Items from an interface collection
- - - - -

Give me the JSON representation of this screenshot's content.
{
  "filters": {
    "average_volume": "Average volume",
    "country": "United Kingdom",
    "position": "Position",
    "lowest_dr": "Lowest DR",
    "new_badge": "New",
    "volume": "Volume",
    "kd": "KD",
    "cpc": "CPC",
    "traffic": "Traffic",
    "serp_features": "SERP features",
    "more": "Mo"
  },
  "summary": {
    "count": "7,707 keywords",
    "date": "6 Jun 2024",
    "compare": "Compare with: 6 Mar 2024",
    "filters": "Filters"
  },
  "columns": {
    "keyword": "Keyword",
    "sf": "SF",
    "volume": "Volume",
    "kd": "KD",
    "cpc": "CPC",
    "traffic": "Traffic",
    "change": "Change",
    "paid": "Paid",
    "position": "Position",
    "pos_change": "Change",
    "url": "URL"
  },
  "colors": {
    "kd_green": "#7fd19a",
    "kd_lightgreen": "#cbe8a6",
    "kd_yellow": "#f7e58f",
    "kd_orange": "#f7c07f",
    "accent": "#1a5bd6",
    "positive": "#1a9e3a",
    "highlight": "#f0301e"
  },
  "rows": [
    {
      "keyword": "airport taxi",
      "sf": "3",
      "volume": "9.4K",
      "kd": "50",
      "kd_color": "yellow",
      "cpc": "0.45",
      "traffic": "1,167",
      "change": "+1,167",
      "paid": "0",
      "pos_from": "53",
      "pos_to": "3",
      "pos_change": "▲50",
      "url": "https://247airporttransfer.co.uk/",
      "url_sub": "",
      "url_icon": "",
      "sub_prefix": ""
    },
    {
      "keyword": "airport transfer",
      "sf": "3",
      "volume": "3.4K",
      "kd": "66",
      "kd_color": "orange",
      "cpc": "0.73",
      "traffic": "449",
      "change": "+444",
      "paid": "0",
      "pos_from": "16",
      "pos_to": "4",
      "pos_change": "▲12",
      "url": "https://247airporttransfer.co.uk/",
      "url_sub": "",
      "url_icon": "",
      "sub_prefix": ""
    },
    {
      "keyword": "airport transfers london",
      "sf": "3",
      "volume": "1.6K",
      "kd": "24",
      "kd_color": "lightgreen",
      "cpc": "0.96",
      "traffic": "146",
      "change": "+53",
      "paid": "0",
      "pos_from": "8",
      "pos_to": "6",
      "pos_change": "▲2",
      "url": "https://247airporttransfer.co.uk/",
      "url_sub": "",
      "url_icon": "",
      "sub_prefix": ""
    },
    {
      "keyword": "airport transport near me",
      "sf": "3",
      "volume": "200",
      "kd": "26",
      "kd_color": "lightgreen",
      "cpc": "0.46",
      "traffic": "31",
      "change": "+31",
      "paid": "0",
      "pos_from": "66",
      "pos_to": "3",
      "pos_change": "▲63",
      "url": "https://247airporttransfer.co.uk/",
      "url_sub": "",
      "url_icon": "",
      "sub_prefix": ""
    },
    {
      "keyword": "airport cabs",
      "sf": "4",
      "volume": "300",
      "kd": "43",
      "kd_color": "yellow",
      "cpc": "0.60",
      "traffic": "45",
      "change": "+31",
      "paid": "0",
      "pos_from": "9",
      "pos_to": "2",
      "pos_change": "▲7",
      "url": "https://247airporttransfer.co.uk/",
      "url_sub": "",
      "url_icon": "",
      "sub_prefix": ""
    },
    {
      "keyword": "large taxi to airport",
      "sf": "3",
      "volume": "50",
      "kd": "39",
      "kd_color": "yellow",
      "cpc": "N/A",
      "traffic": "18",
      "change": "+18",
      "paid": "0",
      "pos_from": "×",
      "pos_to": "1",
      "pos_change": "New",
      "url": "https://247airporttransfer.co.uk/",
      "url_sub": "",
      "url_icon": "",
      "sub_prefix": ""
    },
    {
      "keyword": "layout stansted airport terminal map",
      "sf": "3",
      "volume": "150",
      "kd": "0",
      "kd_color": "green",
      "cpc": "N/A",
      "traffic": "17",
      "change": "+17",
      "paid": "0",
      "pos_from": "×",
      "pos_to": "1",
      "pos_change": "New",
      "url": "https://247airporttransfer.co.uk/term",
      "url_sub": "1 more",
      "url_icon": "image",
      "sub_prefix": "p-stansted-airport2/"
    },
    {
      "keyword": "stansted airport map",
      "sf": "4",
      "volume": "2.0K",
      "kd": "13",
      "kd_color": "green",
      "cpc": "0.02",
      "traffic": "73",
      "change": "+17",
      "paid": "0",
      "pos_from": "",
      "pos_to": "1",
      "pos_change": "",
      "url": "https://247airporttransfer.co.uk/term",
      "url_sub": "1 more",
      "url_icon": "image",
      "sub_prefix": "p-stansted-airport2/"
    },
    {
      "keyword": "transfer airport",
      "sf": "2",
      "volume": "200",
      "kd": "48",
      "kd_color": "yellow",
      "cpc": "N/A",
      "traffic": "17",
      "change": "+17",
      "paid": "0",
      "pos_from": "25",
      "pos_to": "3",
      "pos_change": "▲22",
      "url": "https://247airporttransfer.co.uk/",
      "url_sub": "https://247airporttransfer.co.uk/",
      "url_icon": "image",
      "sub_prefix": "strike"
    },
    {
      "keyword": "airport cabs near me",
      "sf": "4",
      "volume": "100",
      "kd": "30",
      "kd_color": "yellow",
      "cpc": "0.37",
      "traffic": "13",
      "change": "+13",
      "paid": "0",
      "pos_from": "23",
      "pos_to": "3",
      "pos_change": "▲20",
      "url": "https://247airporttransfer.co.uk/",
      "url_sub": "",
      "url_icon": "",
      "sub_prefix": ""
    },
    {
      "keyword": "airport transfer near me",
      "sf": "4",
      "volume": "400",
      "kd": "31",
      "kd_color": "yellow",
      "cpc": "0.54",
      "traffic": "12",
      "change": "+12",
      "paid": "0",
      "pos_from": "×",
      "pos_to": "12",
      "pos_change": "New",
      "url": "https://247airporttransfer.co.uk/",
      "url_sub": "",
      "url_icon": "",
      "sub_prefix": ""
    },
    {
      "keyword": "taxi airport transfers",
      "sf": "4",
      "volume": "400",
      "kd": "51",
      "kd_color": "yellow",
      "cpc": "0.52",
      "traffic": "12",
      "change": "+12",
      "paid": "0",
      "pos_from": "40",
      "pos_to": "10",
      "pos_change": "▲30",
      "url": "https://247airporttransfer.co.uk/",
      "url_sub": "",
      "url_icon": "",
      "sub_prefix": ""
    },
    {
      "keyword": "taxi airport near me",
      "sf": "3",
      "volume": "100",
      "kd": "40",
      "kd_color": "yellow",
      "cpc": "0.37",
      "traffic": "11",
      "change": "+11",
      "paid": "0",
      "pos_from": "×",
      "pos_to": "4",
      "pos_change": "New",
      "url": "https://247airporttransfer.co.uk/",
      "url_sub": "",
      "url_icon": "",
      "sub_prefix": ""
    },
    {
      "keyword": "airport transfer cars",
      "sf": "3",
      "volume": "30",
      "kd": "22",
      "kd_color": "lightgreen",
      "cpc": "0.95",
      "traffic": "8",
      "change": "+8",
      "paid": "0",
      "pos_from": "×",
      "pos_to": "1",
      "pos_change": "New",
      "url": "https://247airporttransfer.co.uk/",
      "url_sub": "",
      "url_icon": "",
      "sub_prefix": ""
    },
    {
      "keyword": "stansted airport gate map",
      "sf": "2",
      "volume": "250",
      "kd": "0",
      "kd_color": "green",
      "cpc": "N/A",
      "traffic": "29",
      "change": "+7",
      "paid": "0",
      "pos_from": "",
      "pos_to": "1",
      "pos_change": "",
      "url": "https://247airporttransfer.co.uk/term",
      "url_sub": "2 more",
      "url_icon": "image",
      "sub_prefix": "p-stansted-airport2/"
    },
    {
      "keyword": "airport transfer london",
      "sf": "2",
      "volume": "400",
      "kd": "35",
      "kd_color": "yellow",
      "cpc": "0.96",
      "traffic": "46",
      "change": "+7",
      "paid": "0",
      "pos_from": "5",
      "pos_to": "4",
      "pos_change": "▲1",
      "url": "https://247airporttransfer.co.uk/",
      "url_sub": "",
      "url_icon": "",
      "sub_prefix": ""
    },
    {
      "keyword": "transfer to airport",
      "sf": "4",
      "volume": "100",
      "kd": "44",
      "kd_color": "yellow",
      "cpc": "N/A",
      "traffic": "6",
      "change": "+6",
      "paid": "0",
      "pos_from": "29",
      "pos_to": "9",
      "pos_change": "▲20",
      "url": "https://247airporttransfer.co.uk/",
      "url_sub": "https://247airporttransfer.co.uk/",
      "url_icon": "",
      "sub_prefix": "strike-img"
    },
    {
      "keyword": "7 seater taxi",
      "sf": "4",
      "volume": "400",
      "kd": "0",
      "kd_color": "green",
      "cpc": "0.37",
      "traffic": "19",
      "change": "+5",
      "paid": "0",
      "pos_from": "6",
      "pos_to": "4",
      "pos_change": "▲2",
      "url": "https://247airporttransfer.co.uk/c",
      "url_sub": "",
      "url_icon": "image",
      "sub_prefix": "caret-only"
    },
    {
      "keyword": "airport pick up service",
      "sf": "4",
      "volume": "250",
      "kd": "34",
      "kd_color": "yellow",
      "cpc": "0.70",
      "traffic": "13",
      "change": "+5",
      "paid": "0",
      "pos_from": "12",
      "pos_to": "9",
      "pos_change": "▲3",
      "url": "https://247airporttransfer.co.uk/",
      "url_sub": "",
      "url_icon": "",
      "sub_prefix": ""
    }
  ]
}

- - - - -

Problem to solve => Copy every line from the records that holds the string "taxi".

Result for this task =>
      "keyword": "airport taxi",
      "keyword": "large taxi to airport",
      "keyword": "taxi airport transfers",
      "keyword": "taxi airport near me",
      "keyword": "7 seater taxi",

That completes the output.